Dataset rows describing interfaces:
----

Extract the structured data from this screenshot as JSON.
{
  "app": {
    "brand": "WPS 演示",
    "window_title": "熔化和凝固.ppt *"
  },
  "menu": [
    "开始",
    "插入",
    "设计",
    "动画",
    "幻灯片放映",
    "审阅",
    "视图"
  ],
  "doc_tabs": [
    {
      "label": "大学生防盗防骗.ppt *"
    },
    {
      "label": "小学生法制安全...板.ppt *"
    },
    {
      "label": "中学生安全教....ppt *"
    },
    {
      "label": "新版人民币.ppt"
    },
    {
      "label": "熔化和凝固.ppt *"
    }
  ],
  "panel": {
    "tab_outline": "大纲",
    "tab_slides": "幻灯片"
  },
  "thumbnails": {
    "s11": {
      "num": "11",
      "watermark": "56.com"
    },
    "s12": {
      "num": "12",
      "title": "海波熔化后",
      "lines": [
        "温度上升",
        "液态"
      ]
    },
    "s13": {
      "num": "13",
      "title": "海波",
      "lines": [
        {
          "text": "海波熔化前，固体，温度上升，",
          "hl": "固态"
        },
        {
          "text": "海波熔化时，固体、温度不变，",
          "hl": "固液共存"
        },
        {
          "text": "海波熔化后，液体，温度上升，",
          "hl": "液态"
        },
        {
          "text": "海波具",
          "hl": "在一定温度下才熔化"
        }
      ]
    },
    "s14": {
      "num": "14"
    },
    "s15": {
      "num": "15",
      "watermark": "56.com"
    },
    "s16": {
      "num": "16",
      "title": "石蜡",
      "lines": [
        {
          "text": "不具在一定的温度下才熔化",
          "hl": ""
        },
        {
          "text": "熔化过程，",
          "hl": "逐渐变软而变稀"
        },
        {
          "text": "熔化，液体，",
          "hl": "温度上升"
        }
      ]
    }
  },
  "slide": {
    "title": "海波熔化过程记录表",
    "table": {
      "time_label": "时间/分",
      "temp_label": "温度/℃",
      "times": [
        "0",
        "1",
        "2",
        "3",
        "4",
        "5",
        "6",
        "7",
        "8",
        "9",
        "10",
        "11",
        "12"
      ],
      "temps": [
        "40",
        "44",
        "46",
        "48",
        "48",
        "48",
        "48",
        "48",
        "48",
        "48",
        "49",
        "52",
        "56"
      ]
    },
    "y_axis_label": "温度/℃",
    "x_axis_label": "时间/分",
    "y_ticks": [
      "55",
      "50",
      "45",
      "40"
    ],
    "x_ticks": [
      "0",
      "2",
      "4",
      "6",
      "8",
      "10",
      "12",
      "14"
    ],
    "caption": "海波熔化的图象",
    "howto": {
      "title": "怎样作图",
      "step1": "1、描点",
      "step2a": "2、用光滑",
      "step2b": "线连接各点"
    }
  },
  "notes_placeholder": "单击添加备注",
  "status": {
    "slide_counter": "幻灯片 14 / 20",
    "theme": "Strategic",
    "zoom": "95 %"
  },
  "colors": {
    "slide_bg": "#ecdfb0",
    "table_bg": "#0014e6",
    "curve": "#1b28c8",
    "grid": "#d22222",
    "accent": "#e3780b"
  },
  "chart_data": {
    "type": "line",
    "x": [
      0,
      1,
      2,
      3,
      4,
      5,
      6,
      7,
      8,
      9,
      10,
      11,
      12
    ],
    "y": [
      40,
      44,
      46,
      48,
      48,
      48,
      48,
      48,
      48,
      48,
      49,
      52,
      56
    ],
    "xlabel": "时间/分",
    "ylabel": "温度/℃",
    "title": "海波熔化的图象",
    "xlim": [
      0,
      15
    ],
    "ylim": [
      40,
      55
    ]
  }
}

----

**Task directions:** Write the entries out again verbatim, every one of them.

**Response area:**
Extract the structured data from this screenshot as JSON.
{
  "app": {
    "brand": "WPS 演示",
    "window_title": "熔化和凝固.ppt *"
  },
  "menu": [
    "开始",
    "插入",
    "设计",
    "动画",
    "幻灯片放映",
    "审阅",
    "视图"
  ],
  "doc_tabs": [
    {
      "label": "大学生防盗防骗.ppt *"
    },
    {
      "label": "小学生法制安全...板.ppt *"
    },
    {
      "label": "中学生安全教....ppt *"
    },
    {
      "label": "新版人民币.ppt"
    },
    {
      "label": "熔化和凝固.ppt *"
    }
  ],
  "panel": {
    "tab_outline": "大纲",
    "tab_slides": "幻灯片"
  },
  "thumbnails": {
    "s11": {
      "num": "11",
      "watermark": "56.com"
    },
    "s12": {
      "num": "12",
      "title": "海波熔化后",
      "lines": [
        "温度上升",
        "液态"
      ]
    },
    "s13": {
      "num": "13",
      "title": "海波",
      "lines": [
        {
          "text": "海波熔化前，固体，温度上升，",
          "hl": "固态"
        },
        {
          "text": "海波熔化时，固体、温度不变，",
          "hl": "固液共存"
        },
        {
          "text": "海波熔化后，液体，温度上升，",
          "hl": "液态"
        },
        {
          "text": "海波具",
          "hl": "在一定温度下才熔化"
        }
      ]
    },
    "s14": {
      "num": "14"
    },
    "s15": {
      "num": "15",
      "watermark": "56.com"
    },
    "s16": {
      "num": "16",
      "title": "石蜡",
      "lines": [
        {
          "text": "不具在一定的温度下才熔化",
          "hl": ""
        },
        {
          "text": "熔化过程，",
          "hl": "逐渐变软而变稀"
        },
        {
          "text": "熔化，液体，",
          "hl": "温度上升"
        }
      ]
    }
  },
  "slide": {
    "title": "海波熔化过程记录表",
    "table": {
      "time_label": "时间/分",
      "temp_label": "温度/℃",
      "times": [
        "0",
        "1",
        "2",
        "3",
        "4",
        "5",
        "6",
        "7",
        "8",
        "9",
        "10",
        "11",
        "12"
      ],
      "temps": [
        "40",
        "44",
        "46",
        "48",
        "48",
        "48",
        "48",
        "48",
        "48",
        "48",
        "49",
        "52",
        "56"
      ]
    },
    "y_axis_label": "温度/℃",
    "x_axis_label": "时间/分",
    "y_ticks": [
      "55",
      "50",
      "45",
      "40"
    ],
    "x_ticks": [
      "0",
      "2",
      "4",
      "6",
      "8",
      "10",
      "12",
      "14"
    ],
    "caption": "海波熔化的图象",
    "howto": {
      "title": "怎样作图",
      "step1": "1、描点",
      "step2a": "2、用光滑",
      "step2b": "线连接各点"
    }
  },
  "notes_placeholder": "单击添加备注",
  "status": {
    "slide_counter": "幻灯片 14 / 20",
    "theme": "Strategic",
    "zoom": "95 %"
  },
  "colors": {
    "slide_bg": "#ecdfb0",
    "table_bg": "#0014e6",
    "curve": "#1b28c8",
    "grid": "#d22222",
    "accent": "#e3780b"
  },
  "chart_data": {
    "type": "line",
    "x": [
      0,
      1,
      2,
      3,
      4,
      5,
      6,
      7,
      8,
      9,
      10,
      11,
      12
    ],
    "y": [
      40,
      44,
      46,
      48,
      48,
      48,
      48,
      48,
      48,
      48,
      49,
      52,
      56
    ],
    "xlabel": "时间/分",
    "ylabel": "温度/℃",
    "title": "海波熔化的图象",
    "xlim": [
      0,
      15
    ],
    "ylim": [
      40,
      55
    ]
  }
}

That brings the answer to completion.